Organic or conventional? As a registered dietitian, I get this question all the time.

What does organic mean?

This labeling term is defined by the USDA as a product that meets federal standards for production, processing, and certification under the Organic Food Production Act of 1990. The product has been produced "through approved methods that integrate cultural, biological, and mechanical practices that foster cycling of resources, promote ecological balance and conserve biodiversity." What does that mean? No synthetic fertilizers or pesticides, no sewage sludge (ew), no irradiation, and no genetic engineering.

Animals must have access to outdoors and not be given any growth hormones, antibiotics or other drugs. All feed must be 100% organic too. Side note: the farming industry NEVER randomly gives antibiotics. Like you, animals only get antibiotics when they are ill and they are removed from the herd. For example, in dairy cows, the milk is destroyed. Long story short, the biggest difference between organic and conventional is the way the crop was grown. Any product labeled as organic must be USDA certified and most producers choose to put the optional "USDA Organic" label on the product.

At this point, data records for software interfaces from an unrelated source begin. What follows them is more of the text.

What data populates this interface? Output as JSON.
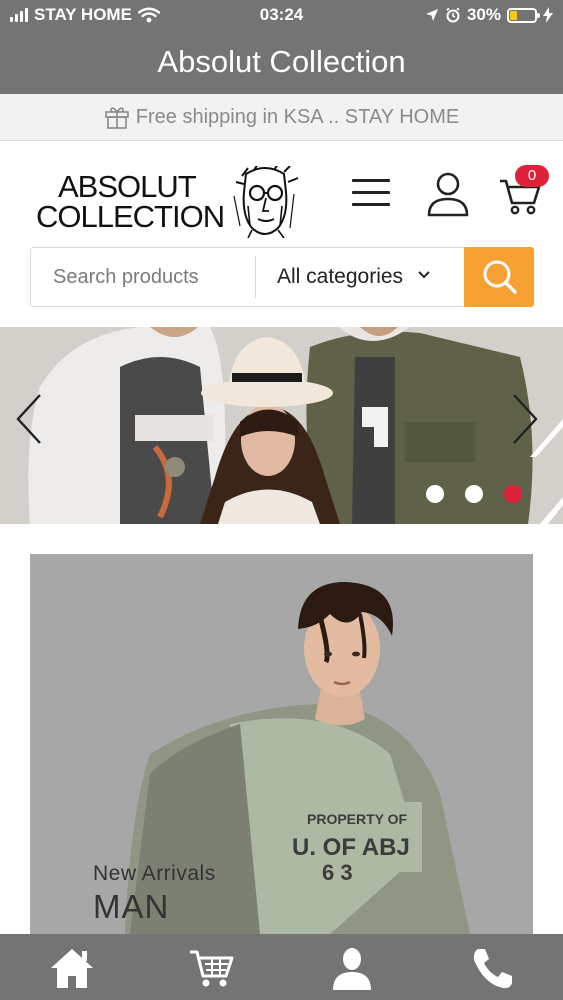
{
  "status_bar": {
    "carrier": "STAY HOME",
    "time": "03:24",
    "battery_percent": "30%",
    "battery_level": 0.3,
    "battery_color": "#f5c518",
    "icons": [
      "signal-icon",
      "wifi-icon",
      "location-icon",
      "alarm-icon",
      "battery-icon",
      "charging-icon"
    ]
  },
  "app_bar": {
    "title": "Absolut Collection"
  },
  "shipping_banner": {
    "icon": "gift-icon",
    "text": "Free shipping in KSA .. STAY HOME"
  },
  "header": {
    "logo": {
      "line1": "ABSOLUT",
      "line2": "COLLECTION"
    },
    "menu_icon": "hamburger-icon",
    "account_icon": "user-icon",
    "cart_icon": "cart-icon",
    "cart_count": "0",
    "badge_color": "#e0213a"
  },
  "search": {
    "placeholder": "Search products",
    "category": "All categories",
    "button_icon": "search-icon",
    "button_color": "#f7a135"
  },
  "hero_slider": {
    "prev_icon": "chevron-left-icon",
    "next_icon": "chevron-right-icon",
    "slide_count": 3,
    "active_slide": 3,
    "active_dot_color": "#e0213a"
  },
  "category_card": {
    "kicker": "New Arrivals",
    "title": "MAN"
  },
  "bottom_nav": {
    "items": [
      "home-icon",
      "cart-icon",
      "user-icon",
      "phone-icon"
    ]
  }
}
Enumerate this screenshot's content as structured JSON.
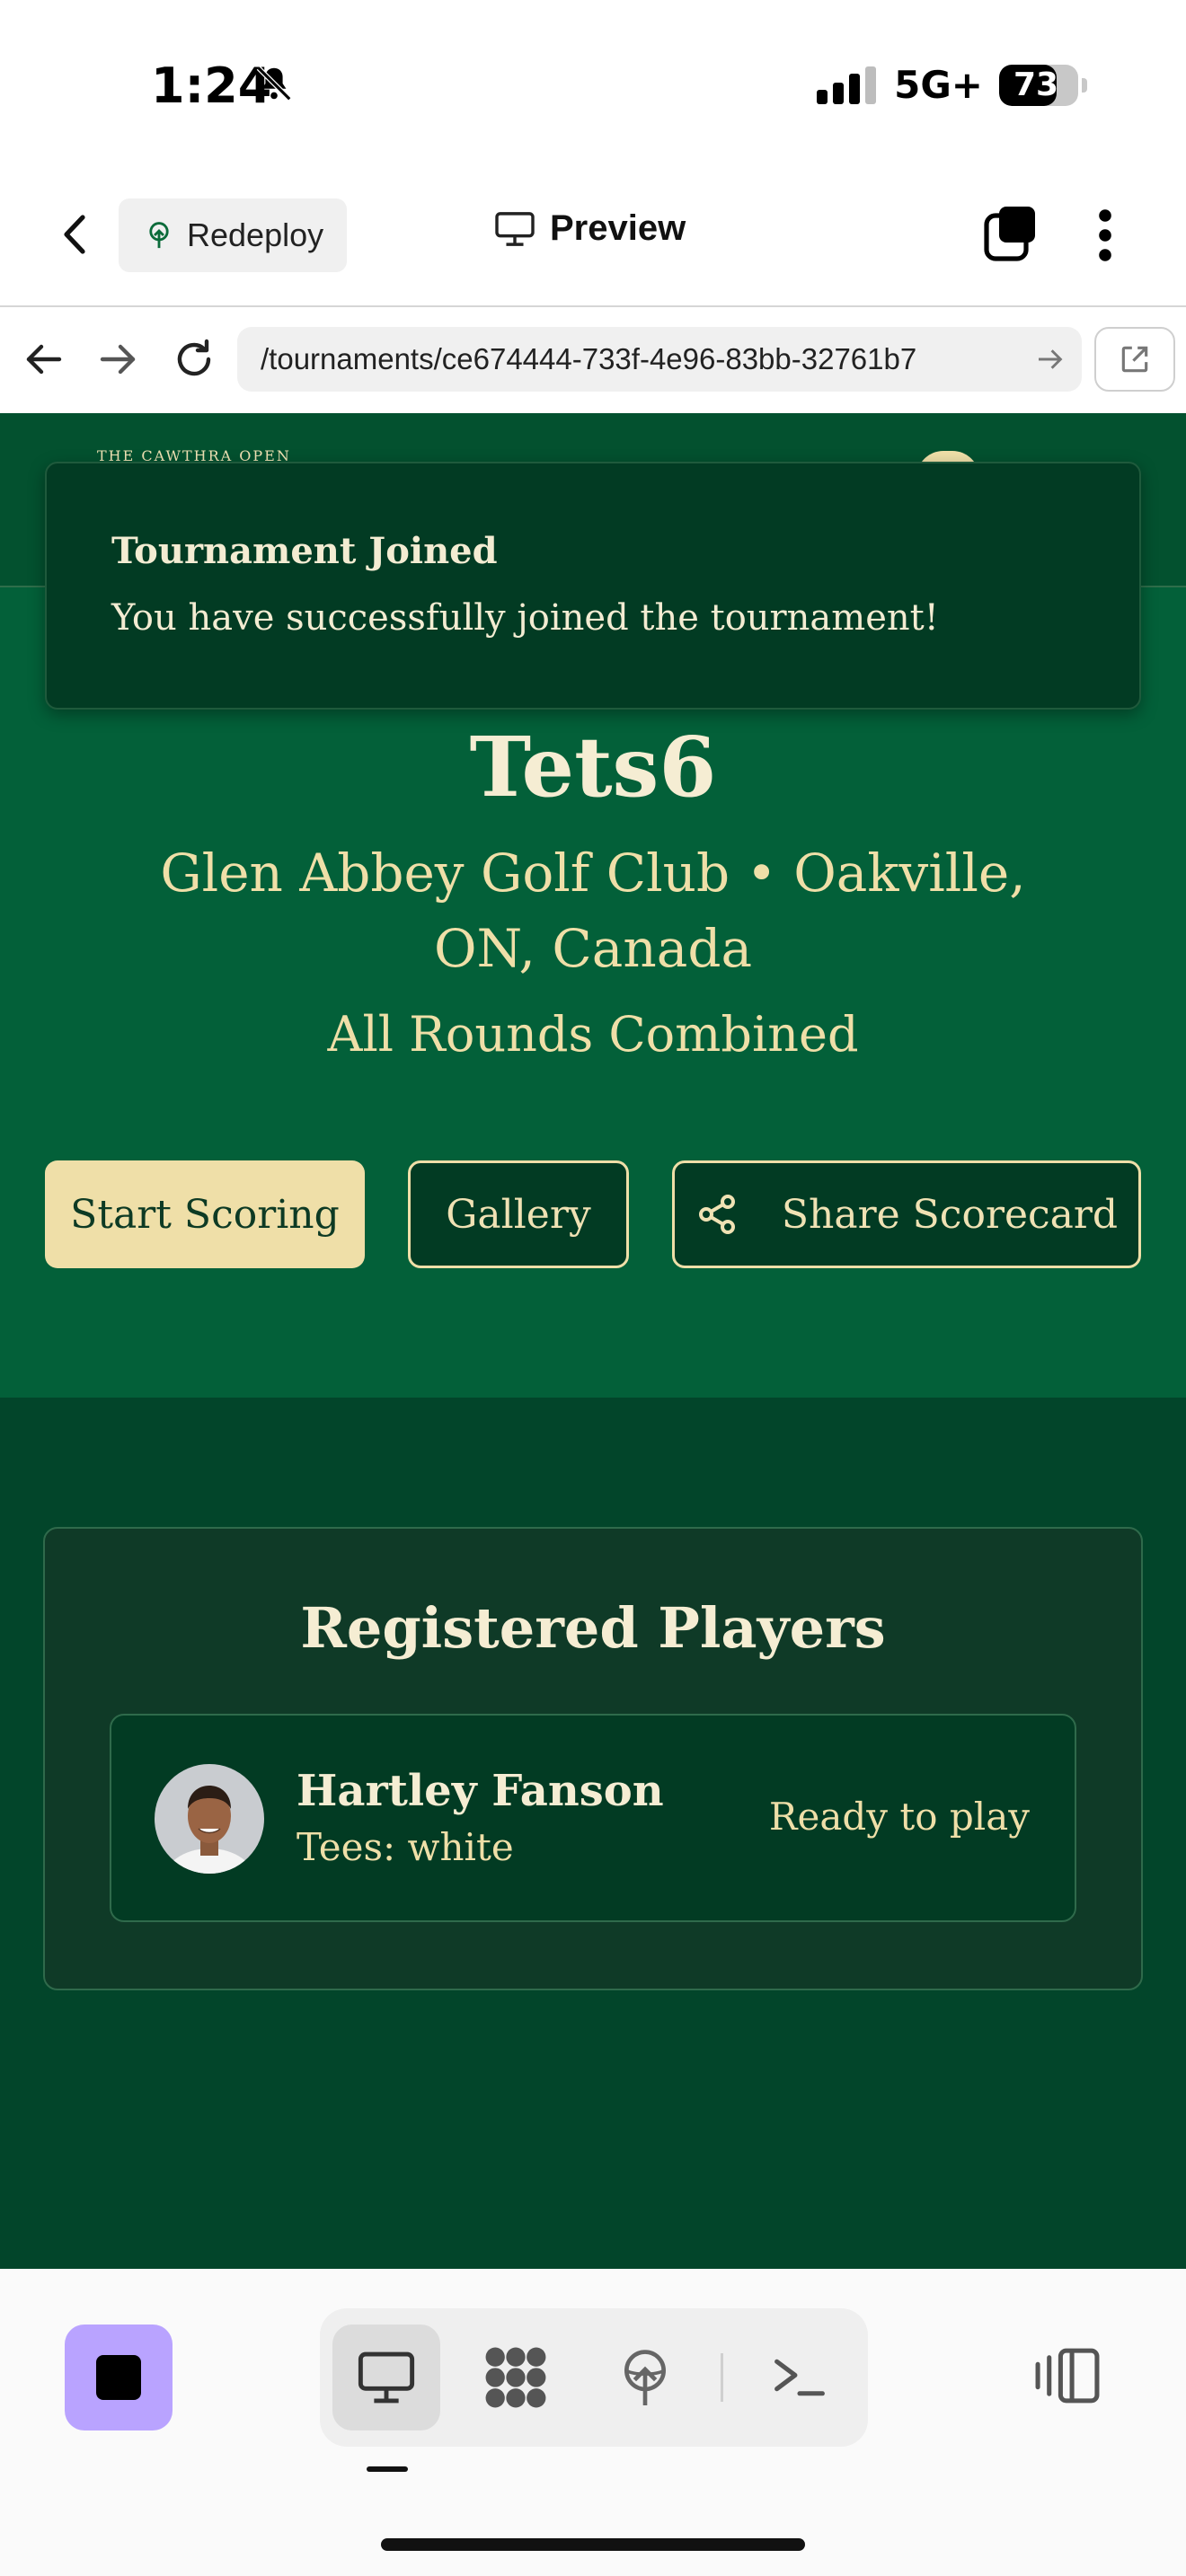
{
  "status_bar": {
    "time": "1:24",
    "network": "5G+",
    "battery": "73",
    "battery_level": 0.73
  },
  "nav": {
    "redeploy_label": "Redeploy",
    "preview_label": "Preview"
  },
  "browser": {
    "url": "/tournaments/ce674444-733f-4e96-83bb-32761b7"
  },
  "header": {
    "logo_text": "THE CAWTHRA OPEN"
  },
  "toast": {
    "title": "Tournament Joined",
    "message": "You have successfully joined the tournament!"
  },
  "tournament": {
    "name": "Tets6",
    "venue": "Glen Abbey Golf Club • Oakville, ON, Canada",
    "rounds": "All Rounds Combined"
  },
  "actions": {
    "start_scoring": "Start Scoring",
    "gallery": "Gallery",
    "share_scorecard": "Share Scorecard"
  },
  "players": {
    "title": "Registered Players",
    "items": [
      {
        "name": "Hartley Fanson",
        "tees": "Tees: white",
        "status": "Ready to play"
      }
    ]
  },
  "colors": {
    "hero": "#036039",
    "dark": "#02452a",
    "accent": "#efdfa8",
    "stop_button": "#b9a3ff"
  },
  "toolbar": {
    "icons": [
      "desktop-icon",
      "grid-dots-icon",
      "deploy-icon",
      "terminal-icon"
    ]
  }
}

But is organic more healthy?

While many consumers think organic is the healthier choice, do organic foods really provide more nutrients and less pesticide residue? Well, according to science, we don't know! The folks at Stanford completed a meta-analysis in 2012 and said, "The published literature lacks strong evidence that organic foods are significantly more nutritious than conventional foods." Two years later, a meta-analysis in British Journal of Nutrition found the opposite conclusion. Despite these findings, organic sales continue to grow. Fans of organic foods believe that food has less pesticide residue, and the farming is more sustainable meaning is uses less energy, produces less greenhouse emissions and is better for the soil.

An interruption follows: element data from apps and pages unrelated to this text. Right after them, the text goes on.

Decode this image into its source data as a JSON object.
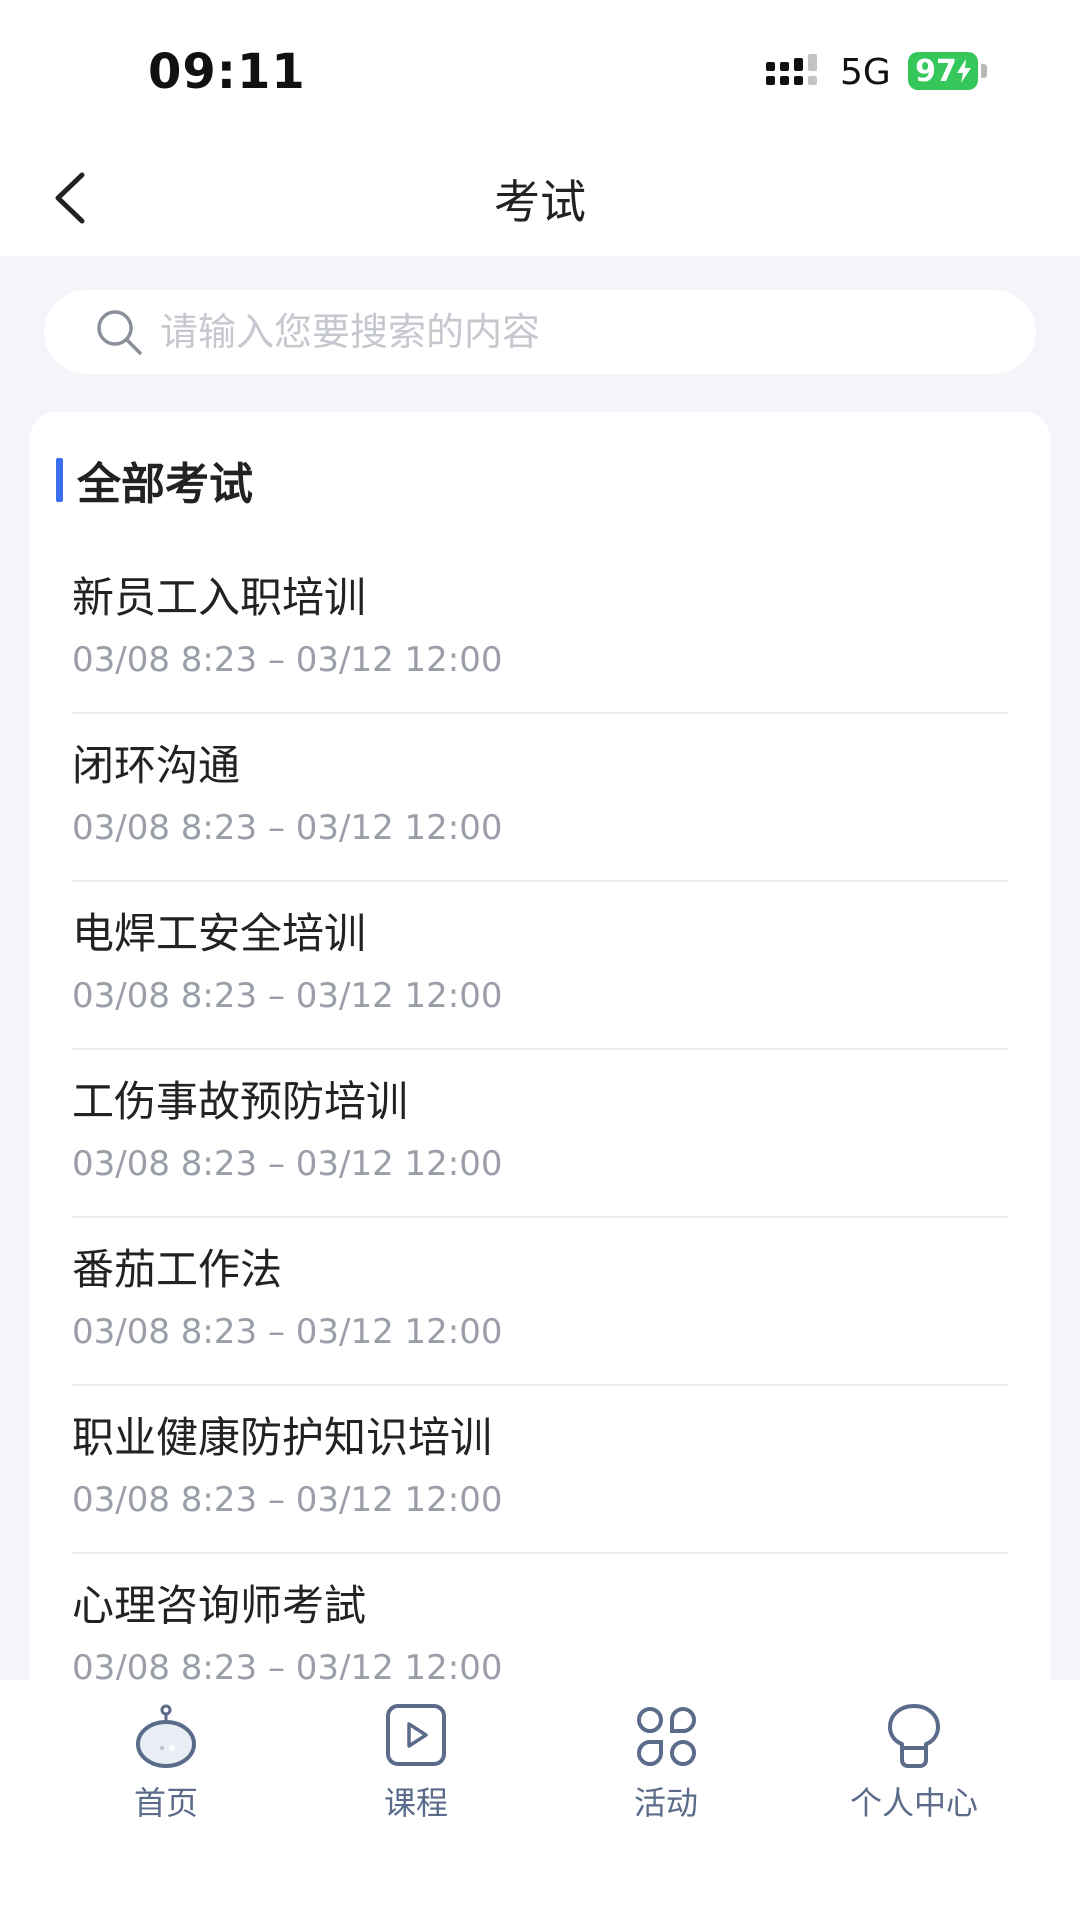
{
  "status_bar": {
    "time": "09:11",
    "network": "5G",
    "battery": "97"
  },
  "nav": {
    "title": "考试"
  },
  "search": {
    "placeholder": "请输入您要搜索的内容"
  },
  "section": {
    "title": "全部考试"
  },
  "exams": [
    {
      "name": "新员工入职培训",
      "time": "03/08 8:23 – 03/12 12:00"
    },
    {
      "name": "闭环沟通",
      "time": "03/08 8:23 – 03/12 12:00"
    },
    {
      "name": "电焊工安全培训",
      "time": "03/08 8:23 – 03/12 12:00"
    },
    {
      "name": "工伤事故预防培训",
      "time": "03/08 8:23 – 03/12 12:00"
    },
    {
      "name": "番茄工作法",
      "time": "03/08 8:23 – 03/12 12:00"
    },
    {
      "name": "职业健康防护知识培训",
      "time": "03/08 8:23 – 03/12 12:00"
    },
    {
      "name": "心理咨询师考試",
      "time": "03/08 8:23 – 03/12 12:00"
    }
  ],
  "tabs": [
    {
      "label": "首页",
      "icon": "home-icon"
    },
    {
      "label": "课程",
      "icon": "play-icon"
    },
    {
      "label": "活动",
      "icon": "grid-icon"
    },
    {
      "label": "个人中心",
      "icon": "profile-icon"
    }
  ],
  "colors": {
    "accent": "#3a6ff0",
    "battery": "#35c759",
    "tab_label": "#5b6b8a"
  }
}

One important finding in the Stanford study was pesticide residue. Researchers found evidence of pesticide residue in 38% of conventional food (note that residue levels still fell within safe limits deemed by the EPA) and only 7% of organic foods.

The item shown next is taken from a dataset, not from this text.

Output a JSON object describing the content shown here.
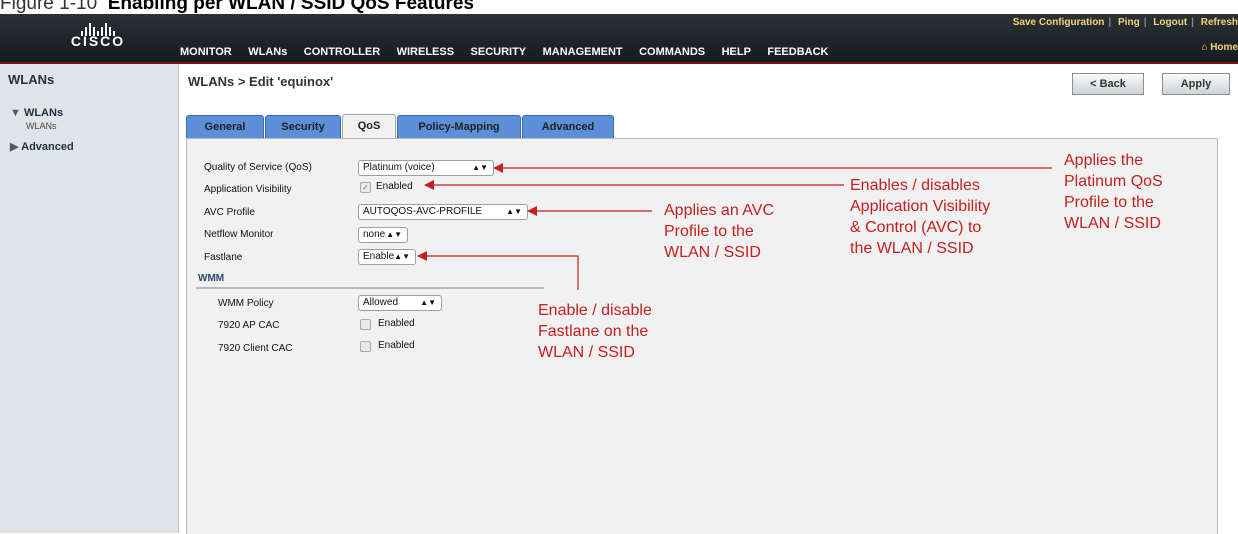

Much more than nutrition

Choosing organic is a personal choice. Organic can be a taste preference, sustainability issue, environmental belief, this list goes on. The take-home message: dietitians want you to eat your fruit and veggies, organic or conventional!

What does this dietitian do? If the skin is edible, I go organic (apples, grapes, raw veggies like lettuce & broccoli). If there is a peel or you are going to wash and expose the product to heat (like roasted veggies), go conventional (bananas, oranges, pineapple). Bottom line: organic foods may have reduced exposure to pesticides and hormones but the jury is still out on if they are more nutritious than conventional foods.

Ways to save when the organic price tag is steep:

  • Choose organic when in season
  • Buy local
  • Look into farmer's markets or community supported agriculture (CSA) programs
  • Skip on buying organic junk food (junk food is junk food no matter how is it packaged!)
  • Buy in bulk
  • Look for coupons


Caroline_Susie_corrected Caroline Susie RD/LD
Manager Employee Wellness
Methodist Health System

Caroline manages the internal wellness program to improve the health of Methodist Health System's employee and dependent population. A University of Oklahoma graduate, Caroline has 10 years experience as a registered and licensed dietitian.